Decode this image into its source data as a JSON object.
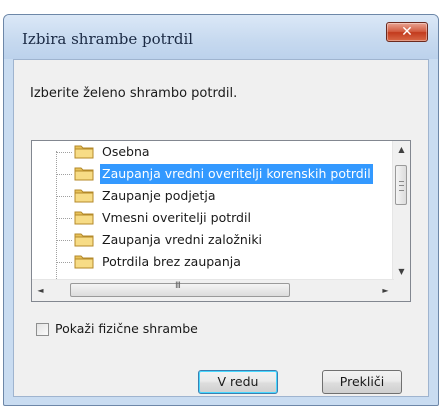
{
  "window": {
    "title": "Izbira shrambe potrdil",
    "close_symbol": "✕"
  },
  "dialog": {
    "prompt": "Izberite želeno shrambo potrdil."
  },
  "tree": {
    "items": [
      {
        "label": "Osebna",
        "selected": false,
        "icon": "folder-icon"
      },
      {
        "label": "Zaupanja vredni overitelji korenskih potrdil",
        "selected": true,
        "icon": "folder-icon"
      },
      {
        "label": "Zaupanje podjetja",
        "selected": false,
        "icon": "folder-icon"
      },
      {
        "label": "Vmesni overitelji potrdil",
        "selected": false,
        "icon": "folder-icon"
      },
      {
        "label": "Zaupanja vredni založniki",
        "selected": false,
        "icon": "folder-icon"
      },
      {
        "label": "Potrdila brez zaupanja",
        "selected": false,
        "icon": "folder-icon"
      }
    ],
    "scroll_up_symbol": "▲",
    "scroll_down_symbol": "▼",
    "scroll_left_symbol": "◄",
    "scroll_right_symbol": "►",
    "h_grip": "III"
  },
  "options": {
    "show_physical_label": "Pokaži fizične shrambe",
    "show_physical_checked": false
  },
  "buttons": {
    "ok_label": "V redu",
    "cancel_label": "Prekliči"
  },
  "colors": {
    "selection": "#3399ff",
    "close_button": "#c23a1d",
    "folder": "#f5d574"
  }
}
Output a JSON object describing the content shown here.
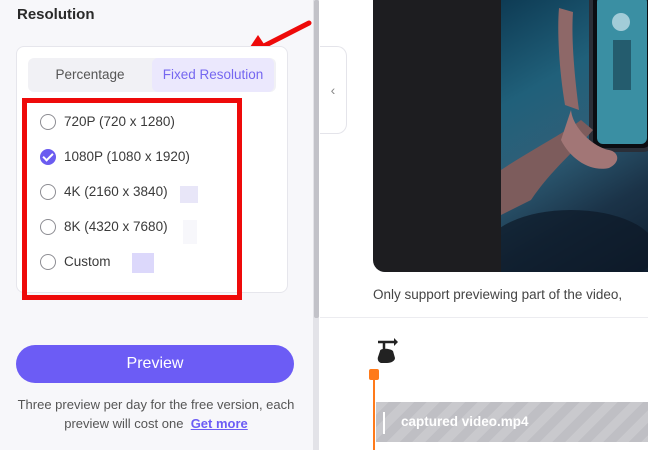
{
  "panel": {
    "title": "Resolution",
    "tabs": [
      {
        "label": "Percentage",
        "active": false
      },
      {
        "label": "Fixed Resolution",
        "active": true
      }
    ],
    "options": [
      {
        "label": "720P (720 x 1280)",
        "checked": false
      },
      {
        "label": "1080P (1080 x 1920)",
        "checked": true
      },
      {
        "label": "4K (2160 x 3840)",
        "checked": false
      },
      {
        "label": "8K (4320 x 7680)",
        "checked": false
      },
      {
        "label": "Custom",
        "checked": false
      }
    ],
    "preview_button": "Preview",
    "note_text": "Three preview per day for the free version, each preview will cost one",
    "note_link": "Get more"
  },
  "preview": {
    "collapse_icon": "‹",
    "caption": "Only support previewing part of the video,"
  },
  "timeline": {
    "track_label": "captured video.mp4"
  },
  "colors": {
    "accent": "#6c5cf5",
    "highlight_frame": "#ee0a0a",
    "playhead": "#ff7a1a"
  }
}
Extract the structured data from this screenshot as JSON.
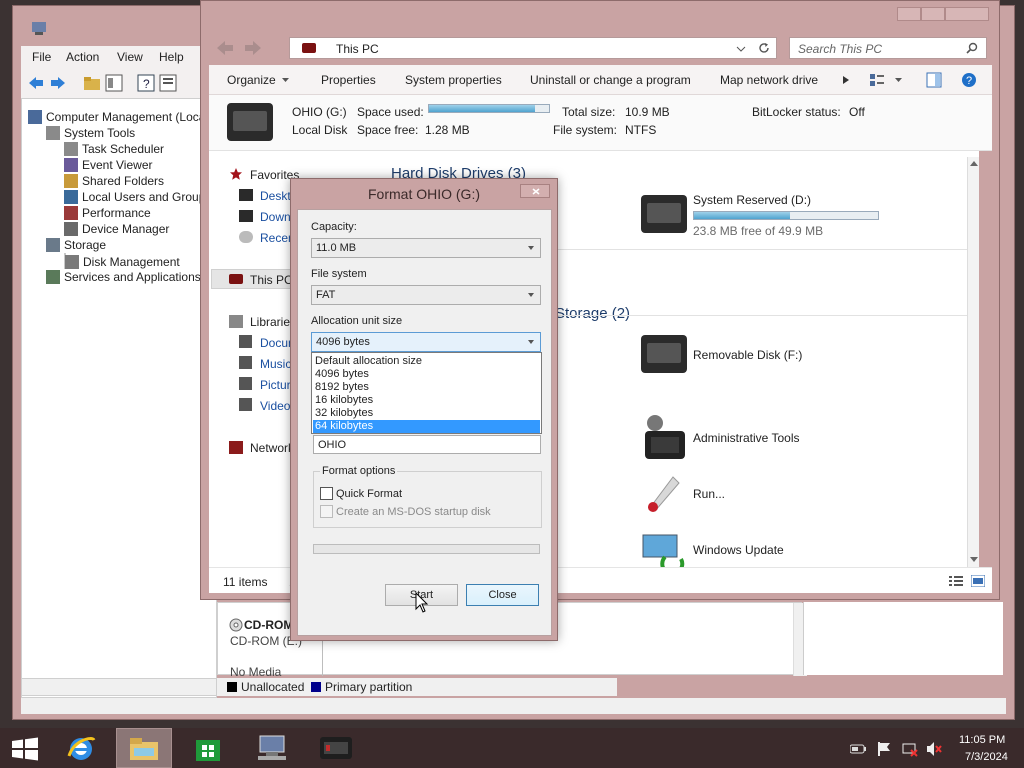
{
  "computer_management": {
    "menu": [
      "File",
      "Action",
      "View",
      "Help"
    ],
    "tree": [
      {
        "label": "Computer Management (Loca",
        "indent": 0
      },
      {
        "label": "System Tools",
        "indent": 1
      },
      {
        "label": "Task Scheduler",
        "indent": 2
      },
      {
        "label": "Event Viewer",
        "indent": 2
      },
      {
        "label": "Shared Folders",
        "indent": 2
      },
      {
        "label": "Local Users and Group",
        "indent": 2
      },
      {
        "label": "Performance",
        "indent": 2
      },
      {
        "label": "Device Manager",
        "indent": 2
      },
      {
        "label": "Storage",
        "indent": 1
      },
      {
        "label": "Disk Management",
        "indent": 2
      },
      {
        "label": "Services and Applications",
        "indent": 1
      }
    ],
    "bottom": {
      "cdrom_title": "CD-ROM",
      "cdrom_sub": "CD-ROM (E:)",
      "no_media": "No Media",
      "legend_unallocated": "Unallocated",
      "legend_primary": "Primary partition"
    }
  },
  "explorer": {
    "address": "This PC",
    "search_placeholder": "Search This PC",
    "commands": [
      "Organize",
      "Properties",
      "System properties",
      "Uninstall or change a program",
      "Map network drive"
    ],
    "details": {
      "name": "OHIO (G:)",
      "type": "Local Disk",
      "space_used_label": "Space used:",
      "space_free_label": "Space free:",
      "space_free": "1.28 MB",
      "total_size_label": "Total size:",
      "total_size": "10.9 MB",
      "file_system_label": "File system:",
      "file_system": "NTFS",
      "bitlocker_label": "BitLocker status:",
      "bitlocker": "Off",
      "used_fraction": 0.88
    },
    "nav": {
      "favorites": "Favorites",
      "desktop": "Deskto",
      "downloads": "Downl",
      "recent": "Recent",
      "this_pc": "This PC",
      "libraries": "Libraries",
      "documents": "Docun",
      "music": "Music",
      "pictures": "Picture",
      "videos": "Videos",
      "network": "Network"
    },
    "sections": {
      "hard_disk": "Hard Disk Drives (3)",
      "removable": "Storage (2)"
    },
    "items": {
      "system_reserved": "System Reserved (D:)",
      "system_reserved_free": "23.8 MB free of 49.9 MB",
      "system_reserved_fraction": 0.52,
      "removable": "Removable Disk (F:)",
      "admin_tools": "Administrative Tools",
      "run": "Run...",
      "windows_update": "Windows Update"
    },
    "status_count": "11 items",
    "status_extra": "1"
  },
  "dialog": {
    "title": "Format OHIO (G:)",
    "capacity_label": "Capacity:",
    "capacity_value": "11.0 MB",
    "fs_label": "File system",
    "fs_value": "FAT",
    "alloc_label": "Allocation unit size",
    "alloc_value": "4096 bytes",
    "alloc_options": [
      "Default allocation size",
      "4096 bytes",
      "8192 bytes",
      "16 kilobytes",
      "32 kilobytes",
      "64 kilobytes"
    ],
    "alloc_highlight_index": 5,
    "volume_label_value": "OHIO",
    "format_options_label": "Format options",
    "quick_format": "Quick Format",
    "msdos": "Create an MS-DOS startup disk",
    "start": "Start",
    "close": "Close"
  },
  "taskbar": {
    "time": "11:05 PM",
    "date": "7/3/2024"
  },
  "colors": {
    "window_frame": "#c9a3a3",
    "highlight": "#3399ff",
    "taskbar": "#3a2a2b"
  }
}
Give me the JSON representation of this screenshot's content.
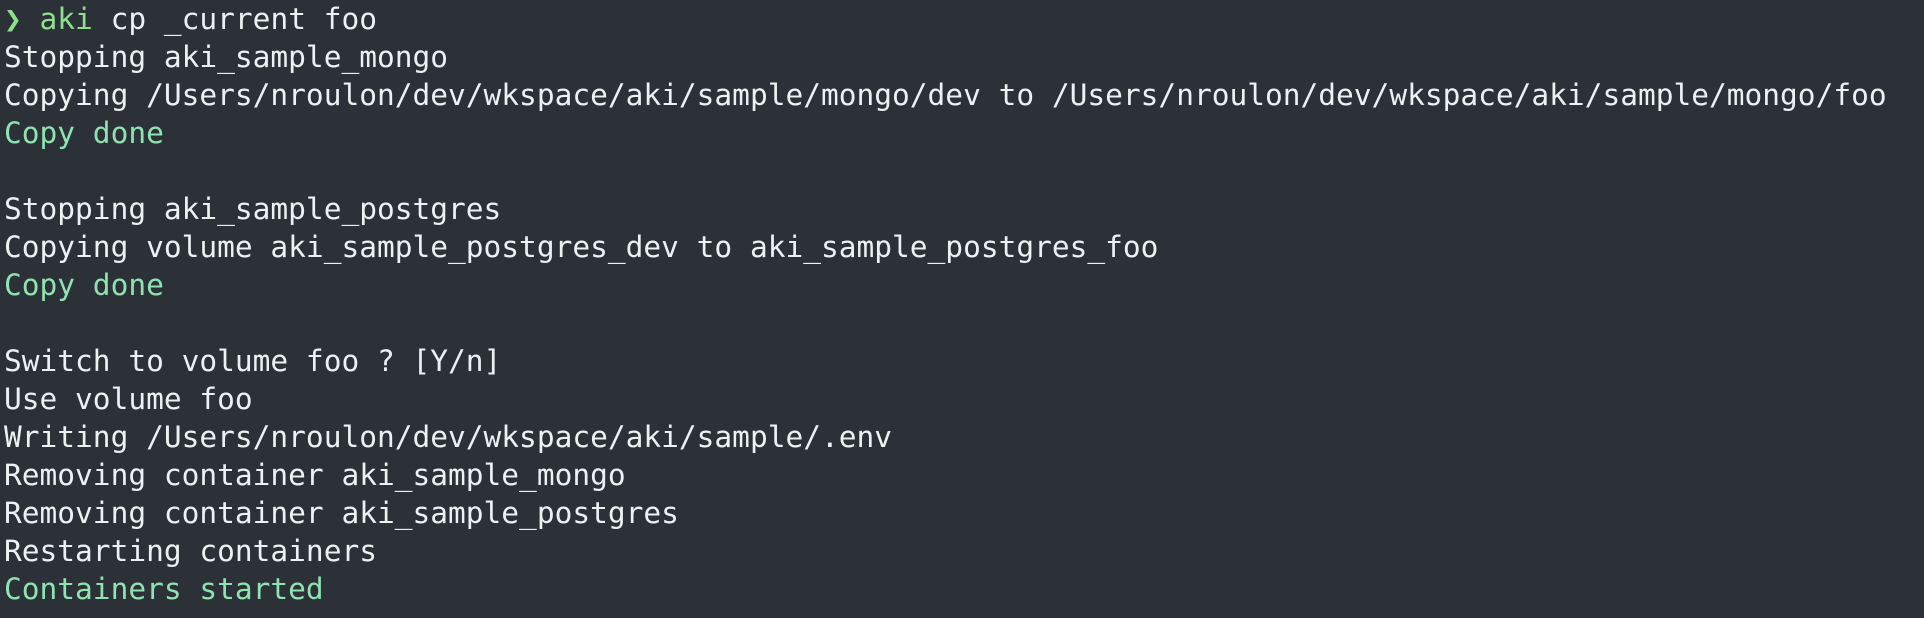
{
  "terminal": {
    "prompt": {
      "symbol": "❯",
      "command": "aki",
      "args": "cp _current foo"
    },
    "lines": [
      {
        "text": "Stopping aki_sample_mongo",
        "style": "normal"
      },
      {
        "text": "Copying /Users/nroulon/dev/wkspace/aki/sample/mongo/dev to /Users/nroulon/dev/wkspace/aki/sample/mongo/foo",
        "style": "normal"
      },
      {
        "text": "Copy done",
        "style": "success"
      },
      {
        "text": "",
        "style": "normal"
      },
      {
        "text": "Stopping aki_sample_postgres",
        "style": "normal"
      },
      {
        "text": "Copying volume aki_sample_postgres_dev to aki_sample_postgres_foo",
        "style": "normal"
      },
      {
        "text": "Copy done",
        "style": "success"
      },
      {
        "text": "",
        "style": "normal"
      },
      {
        "text": "Switch to volume foo ? [Y/n]",
        "style": "normal"
      },
      {
        "text": "Use volume foo",
        "style": "normal"
      },
      {
        "text": "Writing /Users/nroulon/dev/wkspace/aki/sample/.env",
        "style": "normal"
      },
      {
        "text": "Removing container aki_sample_mongo",
        "style": "normal"
      },
      {
        "text": "Removing container aki_sample_postgres",
        "style": "normal"
      },
      {
        "text": "Restarting containers",
        "style": "normal"
      },
      {
        "text": "Containers started",
        "style": "success"
      }
    ],
    "colors": {
      "background": "#2b3137",
      "foreground": "#eef1f2",
      "prompt": "#8fe08d",
      "success": "#8fe3b0"
    }
  }
}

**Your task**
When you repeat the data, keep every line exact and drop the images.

**Reply to the task**
Decode this image into its source data as a JSON object.
{
  "window": {
    "title": "Izbira shrambe potrdil",
    "close_symbol": "✕"
  },
  "dialog": {
    "prompt": "Izberite želeno shrambo potrdil."
  },
  "tree": {
    "items": [
      {
        "label": "Osebna",
        "selected": false,
        "icon": "folder-icon"
      },
      {
        "label": "Zaupanja vredni overitelji korenskih potrdil",
        "selected": true,
        "icon": "folder-icon"
      },
      {
        "label": "Zaupanje podjetja",
        "selected": false,
        "icon": "folder-icon"
      },
      {
        "label": "Vmesni overitelji potrdil",
        "selected": false,
        "icon": "folder-icon"
      },
      {
        "label": "Zaupanja vredni založniki",
        "selected": false,
        "icon": "folder-icon"
      },
      {
        "label": "Potrdila brez zaupanja",
        "selected": false,
        "icon": "folder-icon"
      }
    ],
    "scroll_up_symbol": "▲",
    "scroll_down_symbol": "▼",
    "scroll_left_symbol": "◄",
    "scroll_right_symbol": "►",
    "h_grip": "III"
  },
  "options": {
    "show_physical_label": "Pokaži fizične shrambe",
    "show_physical_checked": false
  },
  "buttons": {
    "ok_label": "V redu",
    "cancel_label": "Prekliči"
  },
  "colors": {
    "selection": "#3399ff",
    "close_button": "#c23a1d",
    "folder": "#f5d574"
  }
}
Output a JSON object describing the content shown here.
{
  "panel": {
    "title": "Resolution",
    "tabs": [
      {
        "label": "Percentage",
        "active": false
      },
      {
        "label": "Fixed Resolution",
        "active": true
      }
    ],
    "options": [
      {
        "label": "720P (720 x 1280)",
        "checked": false
      },
      {
        "label": "1080P (1080 x 1920)",
        "checked": true
      },
      {
        "label": "4K (2160 x 3840)",
        "checked": false
      },
      {
        "label": "8K (4320 x 7680)",
        "checked": false
      },
      {
        "label": "Custom",
        "checked": false
      }
    ],
    "preview_button": "Preview",
    "note_text": "Three preview per day for the free version, each preview will cost one",
    "note_link": "Get more"
  },
  "preview": {
    "collapse_icon": "‹",
    "caption": "Only support previewing part of the video,"
  },
  "timeline": {
    "track_label": "captured video.mp4"
  },
  "colors": {
    "accent": "#6c5cf5",
    "highlight_frame": "#ee0a0a",
    "playhead": "#ff7a1a"
  }
}
Extract the structured data from this screenshot as JSON.
{
  "computer_management": {
    "menu": [
      "File",
      "Action",
      "View",
      "Help"
    ],
    "tree": [
      {
        "label": "Computer Management (Loca",
        "indent": 0
      },
      {
        "label": "System Tools",
        "indent": 1
      },
      {
        "label": "Task Scheduler",
        "indent": 2
      },
      {
        "label": "Event Viewer",
        "indent": 2
      },
      {
        "label": "Shared Folders",
        "indent": 2
      },
      {
        "label": "Local Users and Group",
        "indent": 2
      },
      {
        "label": "Performance",
        "indent": 2
      },
      {
        "label": "Device Manager",
        "indent": 2
      },
      {
        "label": "Storage",
        "indent": 1
      },
      {
        "label": "Disk Management",
        "indent": 2
      },
      {
        "label": "Services and Applications",
        "indent": 1
      }
    ],
    "bottom": {
      "cdrom_title": "CD-ROM",
      "cdrom_sub": "CD-ROM (E:)",
      "no_media": "No Media",
      "legend_unallocated": "Unallocated",
      "legend_primary": "Primary partition"
    }
  },
  "explorer": {
    "address": "This PC",
    "search_placeholder": "Search This PC",
    "commands": [
      "Organize",
      "Properties",
      "System properties",
      "Uninstall or change a program",
      "Map network drive"
    ],
    "details": {
      "name": "OHIO (G:)",
      "type": "Local Disk",
      "space_used_label": "Space used:",
      "space_free_label": "Space free:",
      "space_free": "1.28 MB",
      "total_size_label": "Total size:",
      "total_size": "10.9 MB",
      "file_system_label": "File system:",
      "file_system": "NTFS",
      "bitlocker_label": "BitLocker status:",
      "bitlocker": "Off",
      "used_fraction": 0.88
    },
    "nav": {
      "favorites": "Favorites",
      "desktop": "Deskto",
      "downloads": "Downl",
      "recent": "Recent",
      "this_pc": "This PC",
      "libraries": "Libraries",
      "documents": "Docun",
      "music": "Music",
      "pictures": "Picture",
      "videos": "Videos",
      "network": "Network"
    },
    "sections": {
      "hard_disk": "Hard Disk Drives (3)",
      "removable": "Storage (2)"
    },
    "items": {
      "system_reserved": "System Reserved (D:)",
      "system_reserved_free": "23.8 MB free of 49.9 MB",
      "system_reserved_fraction": 0.52,
      "removable": "Removable Disk (F:)",
      "admin_tools": "Administrative Tools",
      "run": "Run...",
      "windows_update": "Windows Update"
    },
    "status_count": "11 items",
    "status_extra": "1"
  },
  "dialog": {
    "title": "Format OHIO (G:)",
    "capacity_label": "Capacity:",
    "capacity_value": "11.0 MB",
    "fs_label": "File system",
    "fs_value": "FAT",
    "alloc_label": "Allocation unit size",
    "alloc_value": "4096 bytes",
    "alloc_options": [
      "Default allocation size",
      "4096 bytes",
      "8192 bytes",
      "16 kilobytes",
      "32 kilobytes",
      "64 kilobytes"
    ],
    "alloc_highlight_index": 5,
    "volume_label_value": "OHIO",
    "format_options_label": "Format options",
    "quick_format": "Quick Format",
    "msdos": "Create an MS-DOS startup disk",
    "start": "Start",
    "close": "Close"
  },
  "taskbar": {
    "time": "11:05 PM",
    "date": "7/3/2024"
  },
  "colors": {
    "window_frame": "#c9a3a3",
    "highlight": "#3399ff",
    "taskbar": "#3a2a2b"
  }
}
Give me the JSON representation of this screenshot's content.
{
  "terminal": {
    "prompt": {
      "symbol": "❯",
      "command": "aki",
      "args": "cp _current foo"
    },
    "lines": [
      {
        "text": "Stopping aki_sample_mongo",
        "style": "normal"
      },
      {
        "text": "Copying /Users/nroulon/dev/wkspace/aki/sample/mongo/dev to /Users/nroulon/dev/wkspace/aki/sample/mongo/foo",
        "style": "normal"
      },
      {
        "text": "Copy done",
        "style": "success"
      },
      {
        "text": "",
        "style": "normal"
      },
      {
        "text": "Stopping aki_sample_postgres",
        "style": "normal"
      },
      {
        "text": "Copying volume aki_sample_postgres_dev to aki_sample_postgres_foo",
        "style": "normal"
      },
      {
        "text": "Copy done",
        "style": "success"
      },
      {
        "text": "",
        "style": "normal"
      },
      {
        "text": "Switch to volume foo ? [Y/n]",
        "style": "normal"
      },
      {
        "text": "Use volume foo",
        "style": "normal"
      },
      {
        "text": "Writing /Users/nroulon/dev/wkspace/aki/sample/.env",
        "style": "normal"
      },
      {
        "text": "Removing container aki_sample_mongo",
        "style": "normal"
      },
      {
        "text": "Removing container aki_sample_postgres",
        "style": "normal"
      },
      {
        "text": "Restarting containers",
        "style": "normal"
      },
      {
        "text": "Containers started",
        "style": "success"
      }
    ],
    "colors": {
      "background": "#2b3137",
      "foreground": "#eef1f2",
      "prompt": "#8fe08d",
      "success": "#8fe3b0"
    }
  }
}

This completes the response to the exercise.